Header Ads

Breaking News

Once in a Blue Moon

A blue moon is an additional full moon that appears in a subdivision of a year: either the third of four full moons in a season, or a second full moon in a month of the common calendar. The phrase has nothing to do with the actual color of the moon, although a literal "blue moon" (the moon appearing with a tinge of blue) may occur in certain atmospheric conditions: e.g., when there are volcanic eruptions or when exceptionally large fires leave particles in the atmosphere.
The term has traditionally referred to an "extra" moon, where a year which normally has 12 moons has 13 instead. The "blue moon" reference is applied to the third moon in a season with four moons, thus correcting the timing of the last month of a season that would have otherwise been expected too early. This happens every two to three years (seven times in the Metonic cycle of 19 years). The March 1946 issue of Sky & Telescope misinterpreted the traditional definition, which led to the modern colloquial misunderstanding that a blue moon is a second full moon in a single solar calendar month with no seasonal link. 
One lunation (an average lunar cycle) is 29.53 days. There are about 365.24 days in a tropical year. Therefore, about 12.37 lunations (365.24 days divided by 29.53 days) occur in a tropical year. In the widely used Gregorian calendar, there are 12 months (the word month is derived from moon) in a year, and normally there is one full moon each month.
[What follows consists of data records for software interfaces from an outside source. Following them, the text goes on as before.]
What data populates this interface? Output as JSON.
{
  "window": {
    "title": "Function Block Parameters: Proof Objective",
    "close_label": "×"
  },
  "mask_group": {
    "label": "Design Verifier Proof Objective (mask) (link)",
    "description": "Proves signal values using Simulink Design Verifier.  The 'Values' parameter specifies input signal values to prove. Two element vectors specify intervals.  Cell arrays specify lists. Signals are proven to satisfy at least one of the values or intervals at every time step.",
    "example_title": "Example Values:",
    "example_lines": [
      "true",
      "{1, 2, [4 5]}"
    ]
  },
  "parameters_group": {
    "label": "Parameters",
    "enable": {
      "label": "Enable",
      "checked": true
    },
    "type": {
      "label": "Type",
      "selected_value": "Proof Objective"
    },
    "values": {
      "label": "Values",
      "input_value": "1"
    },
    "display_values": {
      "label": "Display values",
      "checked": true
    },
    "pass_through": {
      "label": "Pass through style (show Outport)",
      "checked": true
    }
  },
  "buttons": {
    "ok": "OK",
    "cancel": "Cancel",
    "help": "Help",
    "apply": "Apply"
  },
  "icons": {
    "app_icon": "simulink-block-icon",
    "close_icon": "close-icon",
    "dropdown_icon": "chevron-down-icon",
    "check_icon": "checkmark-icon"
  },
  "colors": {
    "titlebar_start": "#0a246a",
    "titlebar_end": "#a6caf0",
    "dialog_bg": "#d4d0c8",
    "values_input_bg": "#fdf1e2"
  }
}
Each calendar year contains roughly 11 days more than the number of days in 12 lunar cycles. The extra days accumulate, so every two or three years (seven times in the 19-year Metonic cycle), there is an extra full moon. The extra moon necessarily falls in one of the four seasons, giving that season four full moons instead of the usual three, and, hence, a blue moon.
The suggestion has been made that the term "blue moon" for "intercalary month" arose by folk etymology, the "blue" replacing the no-longer-understood belewe, 'to betray'. The original meaning would then have been "betrayer moon", referring to a full moon that would "normally" (in years without an intercalary month) be the full moon of spring, while in an intercalary year, it was "traitorous" in the sense that people would have had to continue fasting for another month in accordance with the season of Lent.
The March 1946 Sky and Telescope article "Once in a Blue Moon" by James Hugh Pruett misinterpreted the 1937 Maine Farmers' Almanac. "Seven times in 19 years there were – and still are – 13 full moons in a year. This gives 11 months with one full moon each and one with two. This second in a month, so I interpret it, was called Blue Moon." Widespread adoption of the definition of a "blue moon" as the second full moon in a month followed its use on the popular radio program StarDate on January 31, 1980 and in a question in the Trivial Pursuit game in 1986.
The most literal meaning of blue moon is when the moon (not necessarily a full moon) appears to a casual observer to be unusually bluish, which is a rare event. The effect can be caused by smoke or dust particles in the atmosphere, as has happened after forest fires in Sweden and Canada in 1950 and 1951, and after the eruption of Krakatoa in 1883, which caused the moon to appear blue for nearly two years. Other less potent volcanoes have also turned the moon blue. People saw blue moons in 1983 after the eruption of the El Chichón volcano in Mexico, and there are reports of blue moons caused by Mount St. Helens in 1980 and Mount Pinatubo in 1991. In the Antarctic diary of Robert Falcon Scott for July 11, 1911 his entry says, "...the air thick with snow, and the moon a vague blue." On that date the moon phase would have looked full.

No comments:

Powered by Blogger.